== Exercise inputs

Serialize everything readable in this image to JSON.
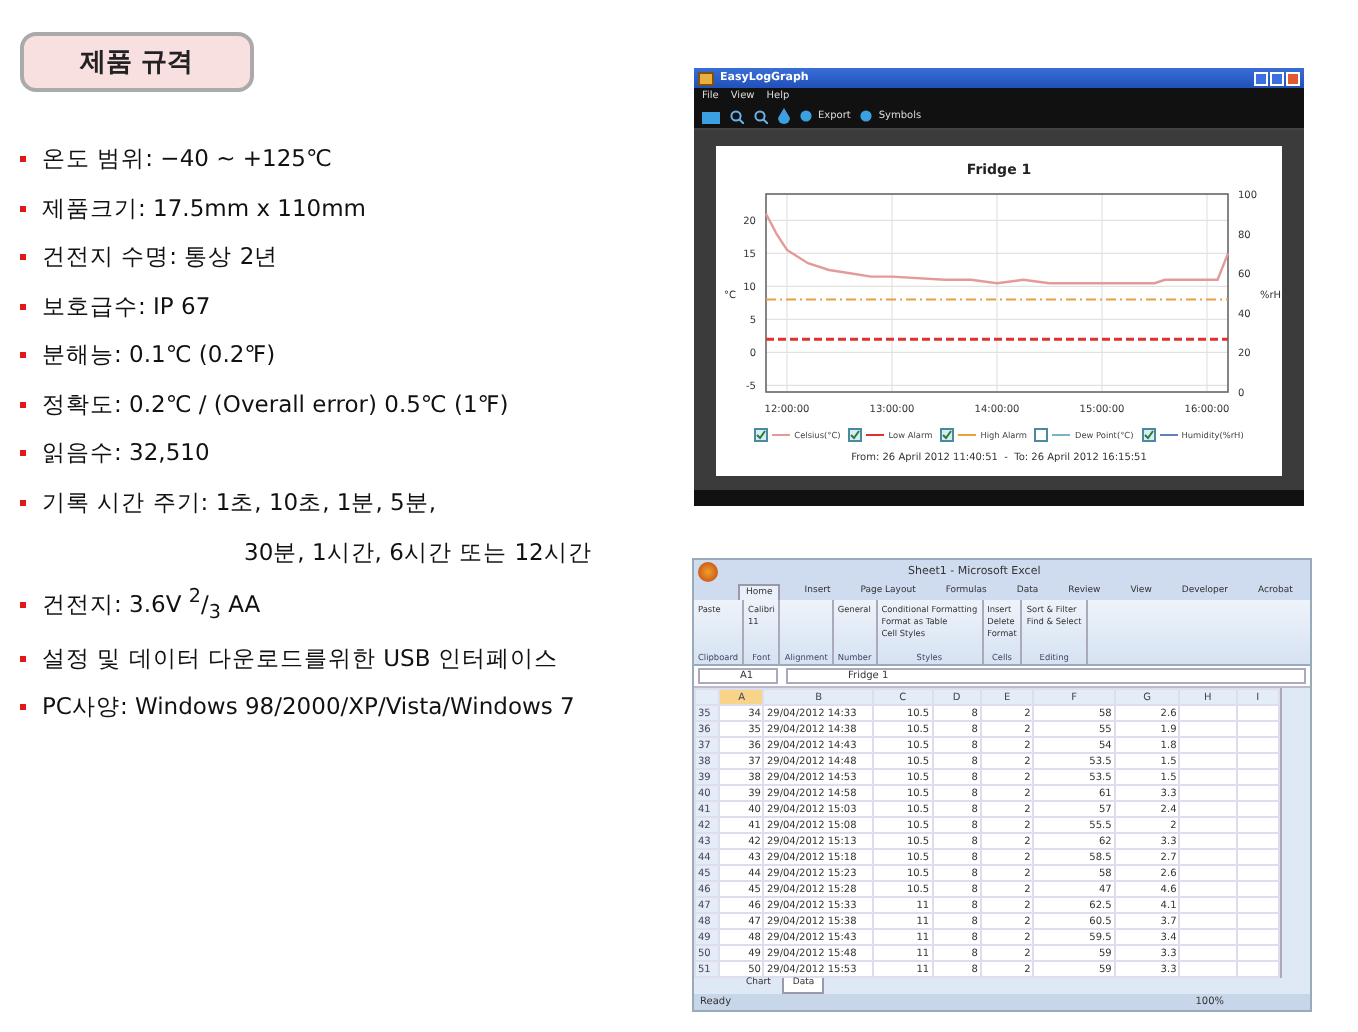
{
  "heading": "제품 규격",
  "specs": [
    {
      "text": "온도 범위: −40 ~ +125℃"
    },
    {
      "text": "제품크기: 17.5mm x 110mm"
    },
    {
      "text": "건전지 수명: 통상 2년"
    },
    {
      "text": "보호급수: IP 67"
    },
    {
      "text": "분해능: 0.1℃ (0.2℉)"
    },
    {
      "text": "정확도: 0.2℃ / (Overall error) 0.5℃ (1℉)"
    },
    {
      "text": "읽음수: 32,510"
    },
    {
      "text": "기록 시간 주기: 1초, 10초, 1분, 5분,",
      "continuation": "30분, 1시간, 6시간 또는 12시간"
    },
    {
      "text": "건전지: 3.6V $^{2}$/$_{3}$ AA"
    },
    {
      "text": "설정 및 데이터 다운로드를위한 USB 인터페이스"
    },
    {
      "text": "PC사양: Windows 98/2000/XP/Vista/Windows 7"
    }
  ],
  "chart_window": {
    "title": "EasyLogGraph",
    "menu": [
      "File",
      "View",
      "Help"
    ],
    "toolbar": [
      "Export",
      "Symbols"
    ],
    "chart_data": {
      "type": "line",
      "title": "Fridge 1",
      "ylabel": "°C",
      "x": [
        11.8,
        11.9,
        12,
        12.2,
        12.4,
        12.6,
        12.8,
        13,
        13.5,
        13.75,
        14,
        14.25,
        14.5,
        15,
        15.5,
        15.6,
        16,
        16.1,
        16.2
      ],
      "series": [
        {
          "name": "Celsius(°C)",
          "color": "#e49a9a",
          "line_style": "solid",
          "values": [
            21,
            18,
            15.5,
            13.5,
            12.5,
            12,
            11.5,
            11.5,
            11,
            11,
            10.5,
            11,
            10.5,
            10.5,
            10.5,
            11,
            11,
            11,
            15
          ]
        },
        {
          "name": "Low Alarm",
          "color": "#e03030",
          "line_style": "dashed",
          "values": [
            2,
            2,
            2,
            2,
            2,
            2,
            2,
            2,
            2,
            2,
            2,
            2,
            2,
            2,
            2,
            2,
            2,
            2,
            2
          ]
        },
        {
          "name": "High Alarm",
          "color": "#e8a040",
          "line_style": "dashdot",
          "values": [
            8,
            8,
            8,
            8,
            8,
            8,
            8,
            8,
            8,
            8,
            8,
            8,
            8,
            8,
            8,
            8,
            8,
            8,
            8
          ]
        }
      ],
      "xlim": [
        11.8,
        16.2
      ],
      "ylim": [
        -6,
        24
      ],
      "grid": true,
      "legend": "bottom",
      "xticks": [
        {
          "value": 12,
          "label": "12:00:00"
        },
        {
          "value": 13,
          "label": "13:00:00"
        },
        {
          "value": 14,
          "label": "14:00:00"
        },
        {
          "value": 15,
          "label": "15:00:00"
        },
        {
          "value": 16,
          "label": "16:00:00"
        }
      ],
      "yticks": [
        -5,
        0,
        5,
        10,
        15,
        20
      ]
    },
    "right_axis": {
      "label": "%rH",
      "ticks": [
        "100",
        "80",
        "60",
        "40",
        "20",
        "0"
      ]
    },
    "series_checked": [
      true,
      true,
      true
    ],
    "extra_legend": [
      {
        "label": "Dew Point(°C)",
        "checked": false,
        "color": "#7ab0c8"
      },
      {
        "label": "Humidity(%rH)",
        "checked": true,
        "color": "#6080c0"
      }
    ],
    "footer": "From: 26 April 2012 11:40:51  -  To: 26 April 2012 16:15:51"
  },
  "excel": {
    "title": "Sheet1 - Microsoft Excel",
    "tabs": [
      {
        "label": "Home",
        "selected": true
      },
      {
        "label": "Insert",
        "selected": false
      },
      {
        "label": "Page Layout",
        "selected": false
      },
      {
        "label": "Formulas",
        "selected": false
      },
      {
        "label": "Data",
        "selected": false
      },
      {
        "label": "Review",
        "selected": false
      },
      {
        "label": "View",
        "selected": false
      },
      {
        "label": "Developer",
        "selected": false
      },
      {
        "label": "Acrobat",
        "selected": false
      }
    ],
    "ribbon": [
      {
        "group": "Clipboard",
        "buttons": [
          "Paste"
        ]
      },
      {
        "group": "Font",
        "buttons": [
          "Calibri",
          "11"
        ]
      },
      {
        "group": "Alignment"
      },
      {
        "group": "Number",
        "buttons": [
          "General"
        ]
      },
      {
        "group": "Styles",
        "buttons": [
          "Conditional Formatting",
          "Format as Table",
          "Cell Styles"
        ]
      },
      {
        "group": "Cells",
        "buttons": [
          "Insert",
          "Delete",
          "Format"
        ]
      },
      {
        "group": "Editing",
        "buttons": [
          "Sort & Filter",
          "Find & Select"
        ]
      }
    ],
    "name_box": "A1",
    "formula": "Fridge 1",
    "columns": [
      "A",
      "B",
      "C",
      "D",
      "E",
      "F",
      "G",
      "H",
      "I"
    ],
    "rows": [
      {
        "num": "35",
        "cells": [
          "34",
          "29/04/2012 14:33",
          "10.5",
          "8",
          "2",
          "58",
          "2.6"
        ]
      },
      {
        "num": "36",
        "cells": [
          "35",
          "29/04/2012 14:38",
          "10.5",
          "8",
          "2",
          "55",
          "1.9"
        ]
      },
      {
        "num": "37",
        "cells": [
          "36",
          "29/04/2012 14:43",
          "10.5",
          "8",
          "2",
          "54",
          "1.8"
        ]
      },
      {
        "num": "38",
        "cells": [
          "37",
          "29/04/2012 14:48",
          "10.5",
          "8",
          "2",
          "53.5",
          "1.5"
        ]
      },
      {
        "num": "39",
        "cells": [
          "38",
          "29/04/2012 14:53",
          "10.5",
          "8",
          "2",
          "53.5",
          "1.5"
        ]
      },
      {
        "num": "40",
        "cells": [
          "39",
          "29/04/2012 14:58",
          "10.5",
          "8",
          "2",
          "61",
          "3.3"
        ]
      },
      {
        "num": "41",
        "cells": [
          "40",
          "29/04/2012 15:03",
          "10.5",
          "8",
          "2",
          "57",
          "2.4"
        ]
      },
      {
        "num": "42",
        "cells": [
          "41",
          "29/04/2012 15:08",
          "10.5",
          "8",
          "2",
          "55.5",
          "2"
        ]
      },
      {
        "num": "43",
        "cells": [
          "42",
          "29/04/2012 15:13",
          "10.5",
          "8",
          "2",
          "62",
          "3.3"
        ]
      },
      {
        "num": "44",
        "cells": [
          "43",
          "29/04/2012 15:18",
          "10.5",
          "8",
          "2",
          "58.5",
          "2.7"
        ]
      },
      {
        "num": "45",
        "cells": [
          "44",
          "29/04/2012 15:23",
          "10.5",
          "8",
          "2",
          "58",
          "2.6"
        ]
      },
      {
        "num": "46",
        "cells": [
          "45",
          "29/04/2012 15:28",
          "10.5",
          "8",
          "2",
          "47",
          "4.6"
        ]
      },
      {
        "num": "47",
        "cells": [
          "46",
          "29/04/2012 15:33",
          "11",
          "8",
          "2",
          "62.5",
          "4.1"
        ]
      },
      {
        "num": "48",
        "cells": [
          "47",
          "29/04/2012 15:38",
          "11",
          "8",
          "2",
          "60.5",
          "3.7"
        ]
      },
      {
        "num": "49",
        "cells": [
          "48",
          "29/04/2012 15:43",
          "11",
          "8",
          "2",
          "59.5",
          "3.4"
        ]
      },
      {
        "num": "50",
        "cells": [
          "49",
          "29/04/2012 15:48",
          "11",
          "8",
          "2",
          "59",
          "3.3"
        ]
      },
      {
        "num": "51",
        "cells": [
          "50",
          "29/04/2012 15:53",
          "11",
          "8",
          "2",
          "59",
          "3.3"
        ]
      }
    ],
    "sheet_tabs": [
      {
        "label": "Chart",
        "selected": false
      },
      {
        "label": "Data",
        "selected": true
      }
    ],
    "status": "Ready",
    "zoom": "100%"
  }
}
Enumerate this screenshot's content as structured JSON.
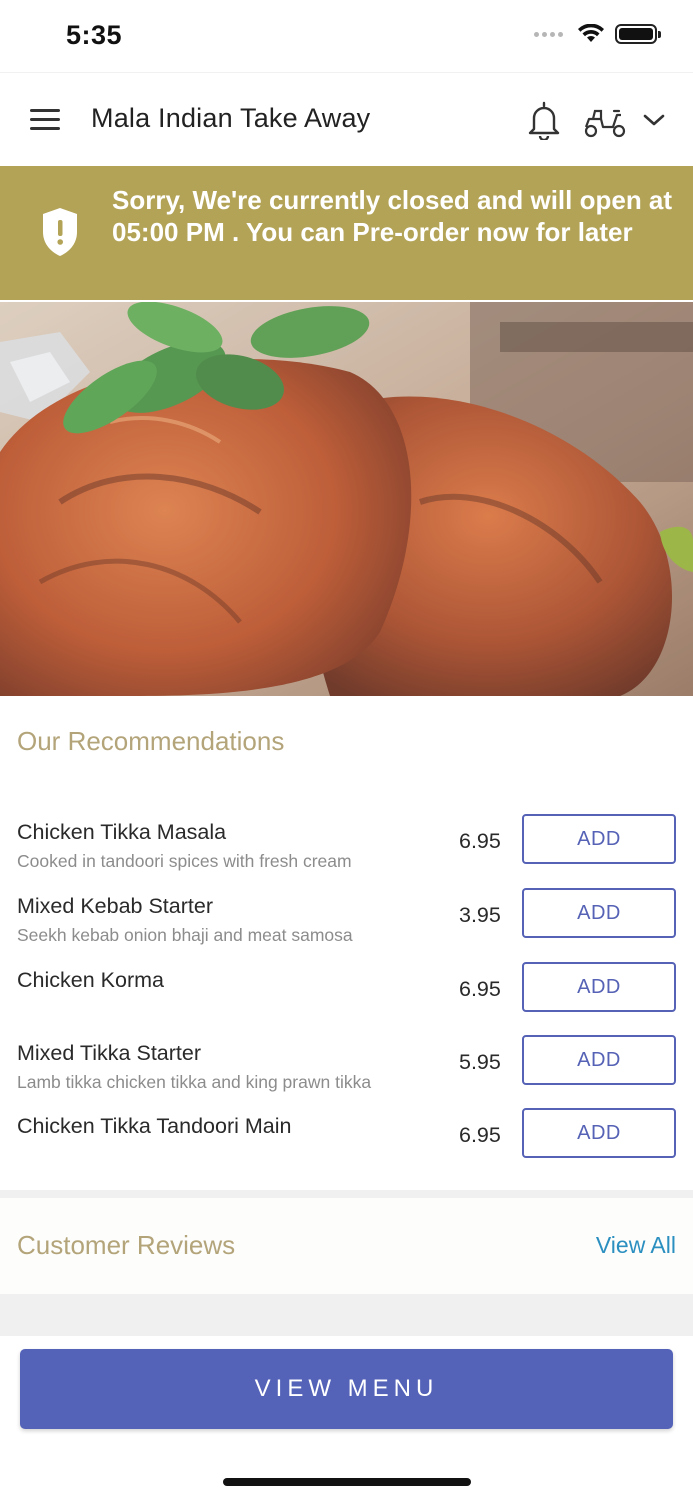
{
  "status_bar": {
    "time": "5:35"
  },
  "header": {
    "title": "Mala Indian Take Away",
    "menu_icon": "hamburger-menu-icon",
    "notification_icon": "bell-icon",
    "delivery_icon": "scooter-icon",
    "dropdown_icon": "chevron-down-icon"
  },
  "banner": {
    "text": "Sorry, We're currently closed and will open at 05:00 PM . You can Pre-order now for later",
    "icon": "shield-alert-icon",
    "background": "#b3a356"
  },
  "recommendations": {
    "title": "Our Recommendations",
    "add_label": "ADD",
    "items": [
      {
        "name": "Chicken Tikka Masala",
        "description": "Cooked in tandoori spices with fresh cream",
        "price": "6.95"
      },
      {
        "name": "Mixed Kebab Starter",
        "description": "Seekh kebab onion bhaji and meat samosa",
        "price": "3.95"
      },
      {
        "name": "Chicken Korma",
        "description": "",
        "price": "6.95"
      },
      {
        "name": "Mixed Tikka Starter",
        "description": "Lamb tikka chicken tikka and king prawn tikka",
        "price": "5.95"
      },
      {
        "name": "Chicken Tikka Tandoori Main",
        "description": "",
        "price": "6.95"
      }
    ]
  },
  "reviews": {
    "title": "Customer Reviews",
    "view_all": "View All"
  },
  "footer": {
    "view_menu": "VIEW MENU"
  },
  "colors": {
    "accent": "#5462b8",
    "gold": "#b3a356",
    "link": "#2b8fc0"
  }
}
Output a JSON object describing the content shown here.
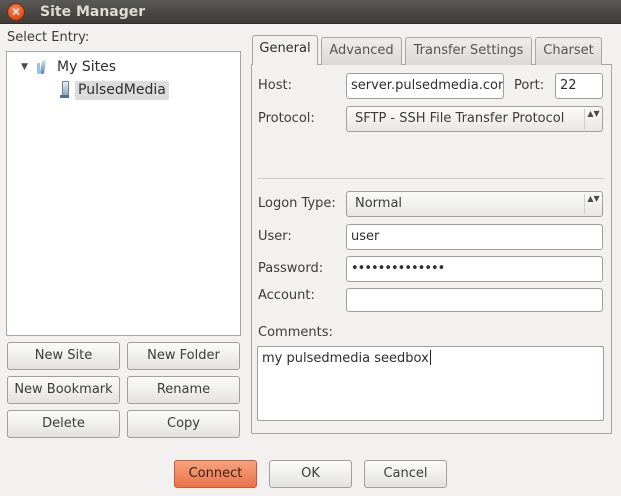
{
  "window": {
    "title": "Site Manager",
    "close_glyph": "✕"
  },
  "left": {
    "select_entry_label": "Select Entry:",
    "tree": {
      "expander_glyph": "▼",
      "root_label": "My Sites",
      "root_icon": "folder-icon",
      "child_label": "PulsedMedia",
      "child_icon": "server-icon"
    },
    "buttons": {
      "new_site": "New Site",
      "new_folder": "New Folder",
      "new_bookmark": "New Bookmark",
      "rename": "Rename",
      "delete": "Delete",
      "copy": "Copy"
    }
  },
  "tabs": [
    {
      "label": "General",
      "active": true
    },
    {
      "label": "Advanced",
      "active": false
    },
    {
      "label": "Transfer Settings",
      "active": false
    },
    {
      "label": "Charset",
      "active": false
    }
  ],
  "general": {
    "host_label": "Host:",
    "host_value": "server.pulsedmedia.com",
    "port_label": "Port:",
    "port_value": "22",
    "protocol_label": "Protocol:",
    "protocol_value": "SFTP - SSH File Transfer Protocol",
    "logon_type_label": "Logon Type:",
    "logon_type_value": "Normal",
    "user_label": "User:",
    "user_value": "user",
    "password_label": "Password:",
    "password_value": "••••••••••••••",
    "account_label": "Account:",
    "account_value": "",
    "comments_label": "Comments:",
    "comments_value": "my pulsedmedia seedbox"
  },
  "dialog_buttons": {
    "connect": "Connect",
    "ok": "OK",
    "cancel": "Cancel"
  },
  "colors": {
    "titlebar": "#3c3b37",
    "close_button": "#e0561f",
    "connect_button": "#e8744a",
    "selection": "#dcdcdc"
  },
  "combo_arrow_glyph": "▲▼"
}
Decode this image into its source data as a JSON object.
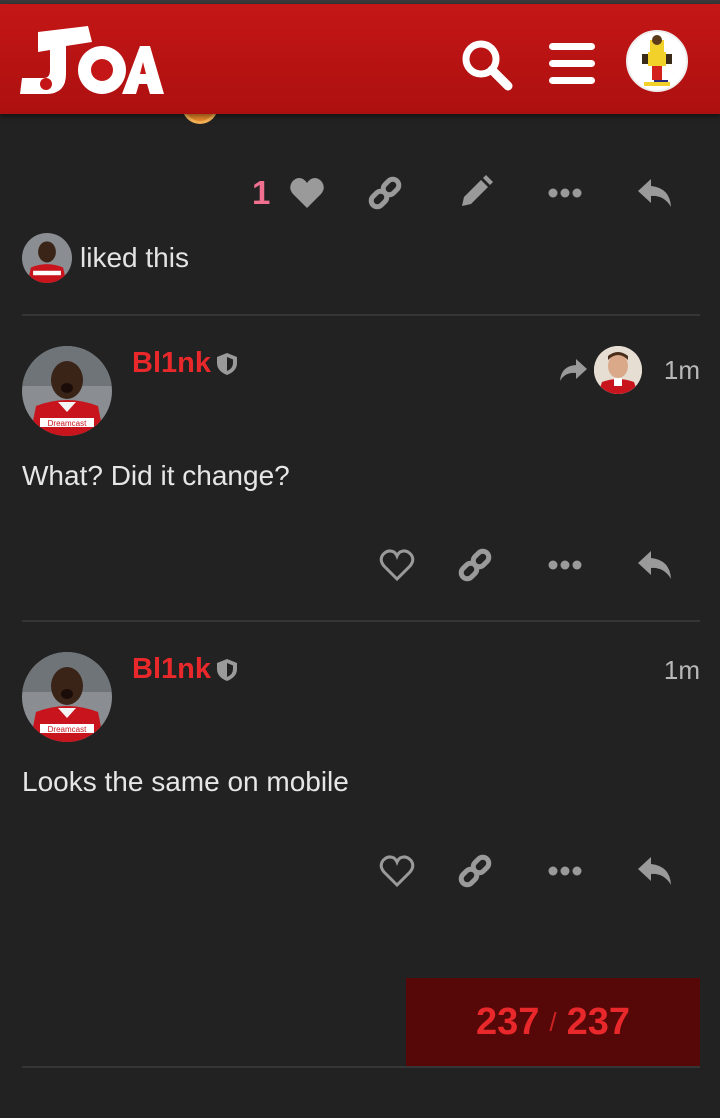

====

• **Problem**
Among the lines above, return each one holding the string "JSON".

• **Answer area**
Serialize everything readable in this image to JSON.
Enumerate this screenshot's content as structured JSON.
Output a JSON object describing the content shown here.
Decode this image into its source data as a JSON object.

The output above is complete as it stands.